The story of the good Samaritan illustrates this well (Lk. 10:25-37). Here Jesus provides a lesson in how to restore justice and neighbor-love by following the spirit and not just the letter of the Law of God.
The good Samaritan
A man had been beaten. He was wounded and unable to care for himself. Justice demanded that he be restored to health and that those responsible be made to cover his expenses, as well as restore what they had stolen from him.
But it was not likely that those who had perpetrated violence against this man would ever be discovered. Would justice languish and neighbor-love fail?

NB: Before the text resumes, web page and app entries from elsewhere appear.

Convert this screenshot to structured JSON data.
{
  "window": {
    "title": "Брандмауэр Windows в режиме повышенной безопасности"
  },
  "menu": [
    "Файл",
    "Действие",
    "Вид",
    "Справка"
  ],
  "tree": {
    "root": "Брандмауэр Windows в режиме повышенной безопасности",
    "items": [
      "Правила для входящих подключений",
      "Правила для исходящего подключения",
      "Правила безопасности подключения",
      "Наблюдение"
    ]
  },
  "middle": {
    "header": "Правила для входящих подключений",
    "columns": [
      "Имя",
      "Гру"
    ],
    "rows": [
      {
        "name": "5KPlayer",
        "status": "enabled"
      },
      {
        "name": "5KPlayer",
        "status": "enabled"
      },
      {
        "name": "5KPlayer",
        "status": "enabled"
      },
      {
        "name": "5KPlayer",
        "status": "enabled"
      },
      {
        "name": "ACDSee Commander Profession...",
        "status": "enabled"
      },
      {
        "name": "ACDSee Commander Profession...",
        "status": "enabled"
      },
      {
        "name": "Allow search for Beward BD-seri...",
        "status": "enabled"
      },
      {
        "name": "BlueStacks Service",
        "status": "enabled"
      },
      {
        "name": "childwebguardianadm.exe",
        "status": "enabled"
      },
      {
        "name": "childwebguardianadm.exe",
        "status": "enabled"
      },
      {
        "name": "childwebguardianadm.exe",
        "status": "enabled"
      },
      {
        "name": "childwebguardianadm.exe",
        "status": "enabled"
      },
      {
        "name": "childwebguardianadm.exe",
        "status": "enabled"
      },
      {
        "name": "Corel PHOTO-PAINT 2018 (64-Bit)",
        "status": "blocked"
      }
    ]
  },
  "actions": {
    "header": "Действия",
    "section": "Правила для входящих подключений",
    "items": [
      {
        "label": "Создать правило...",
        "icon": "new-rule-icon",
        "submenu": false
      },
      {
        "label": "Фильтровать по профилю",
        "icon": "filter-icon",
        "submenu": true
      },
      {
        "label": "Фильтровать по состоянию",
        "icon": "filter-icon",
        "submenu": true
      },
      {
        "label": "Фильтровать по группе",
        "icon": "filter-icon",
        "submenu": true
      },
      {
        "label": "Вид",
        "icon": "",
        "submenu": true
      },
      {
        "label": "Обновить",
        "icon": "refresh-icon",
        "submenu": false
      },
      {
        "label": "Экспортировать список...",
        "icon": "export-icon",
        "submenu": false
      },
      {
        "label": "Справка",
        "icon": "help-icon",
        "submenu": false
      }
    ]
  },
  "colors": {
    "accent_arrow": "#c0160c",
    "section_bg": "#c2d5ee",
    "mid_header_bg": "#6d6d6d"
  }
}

Hardly. Jesus showed how a Samaritan – the least likely of people to care for a wounded Jew – took it upon himself, without need of law or other compulsion, to restore justice on behalf of the wounded man. He did not owe the man anything. The priest and Levite who crossed the road and refused to help the wounded man doubtless considered that this was not their problem; they did not commit the crime, so they owed the man nothing in the way of help. They could persuade themselves, perhaps, that they were only following the letter of the Law.
But the Samaritan understood the larger demands of justice and was willing to sacrifice his own convenience and material bounty so that the higher and greater demand of justice and neighbor-love might be fulfilled.

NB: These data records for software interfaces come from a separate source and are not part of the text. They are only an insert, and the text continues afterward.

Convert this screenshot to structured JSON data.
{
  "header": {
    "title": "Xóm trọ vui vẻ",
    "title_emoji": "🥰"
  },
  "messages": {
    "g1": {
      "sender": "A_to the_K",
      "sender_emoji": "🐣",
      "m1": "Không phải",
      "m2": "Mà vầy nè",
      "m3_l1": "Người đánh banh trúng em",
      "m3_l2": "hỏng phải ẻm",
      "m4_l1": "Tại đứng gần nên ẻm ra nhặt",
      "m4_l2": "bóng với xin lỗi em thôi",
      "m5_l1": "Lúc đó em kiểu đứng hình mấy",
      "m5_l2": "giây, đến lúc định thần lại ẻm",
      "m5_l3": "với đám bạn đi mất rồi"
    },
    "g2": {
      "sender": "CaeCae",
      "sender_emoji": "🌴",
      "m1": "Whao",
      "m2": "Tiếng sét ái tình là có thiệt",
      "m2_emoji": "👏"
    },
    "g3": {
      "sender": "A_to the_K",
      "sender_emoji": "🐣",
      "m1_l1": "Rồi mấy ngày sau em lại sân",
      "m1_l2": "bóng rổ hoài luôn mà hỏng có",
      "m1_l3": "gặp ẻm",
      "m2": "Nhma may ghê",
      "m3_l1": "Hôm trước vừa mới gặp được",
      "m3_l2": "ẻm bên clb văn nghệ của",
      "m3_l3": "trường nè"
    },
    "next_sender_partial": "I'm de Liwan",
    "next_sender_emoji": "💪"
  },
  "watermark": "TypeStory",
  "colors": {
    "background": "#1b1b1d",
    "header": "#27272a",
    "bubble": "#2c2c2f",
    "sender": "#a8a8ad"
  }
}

In so doing the Samaritan did not require some legal code or judicial mandate. Nor did he condone any patently sinful practices. He did what was in his power to do, given the circumstances before him. Jesus commands His followers to practice obedience to His Law in just this same way (v. 37).
Christians and public policy
The Law demands justice, but it guides us in the practice of mercy, generosity, compassion, and selflessness. We are practicing the spirit of the Law when its words lead us to show such neighbor-love to the people around us.
Christians take up the Law of God as a holy and righteous and good standard for following Jesus in bringing justice and neighbor-love to their communities (Rom. 7:12; 1 Jn. 2:1-6). They do not require acts of Congress or local commissions to move them to follow the Spirit of God as He teaches and empowers them to live out the spirit of God’s Law.
At the same time, they recognize that just public policy requires strictures and sanctions; not all people in our community have the Spirit of Christ. If the goodness of God’s Law is to extend to all the members of our community, that servant for good which God has appointed (Rom. 13:1-5) will need to draw on God’s Law to help in determining which policies are most likely to maintain the balance of justice and neighbor-love in the community.
The duty of the Christian community is to show the way to justice and neighbor-love and to work for public policies that best mirror the words and spirit of the Law of God.
Next steps: Can this be true? Do your church leaders agree with this idea that the Law of God might actually be a source to turn to for making public policy? Why not ask a few of them? Share this article with them, and see how they respond. Begin praying that God might use you to help your church gain a better understanding of the Law of God and public policy.
For more insight to this topic, order Chuck Colson’s book, God & Government, from our online store. You might also read the article, “It Ain’t Heavy: Delighting in the Law of God,” by T. M. Moore.
Copyright 2012 Doing the Right Thing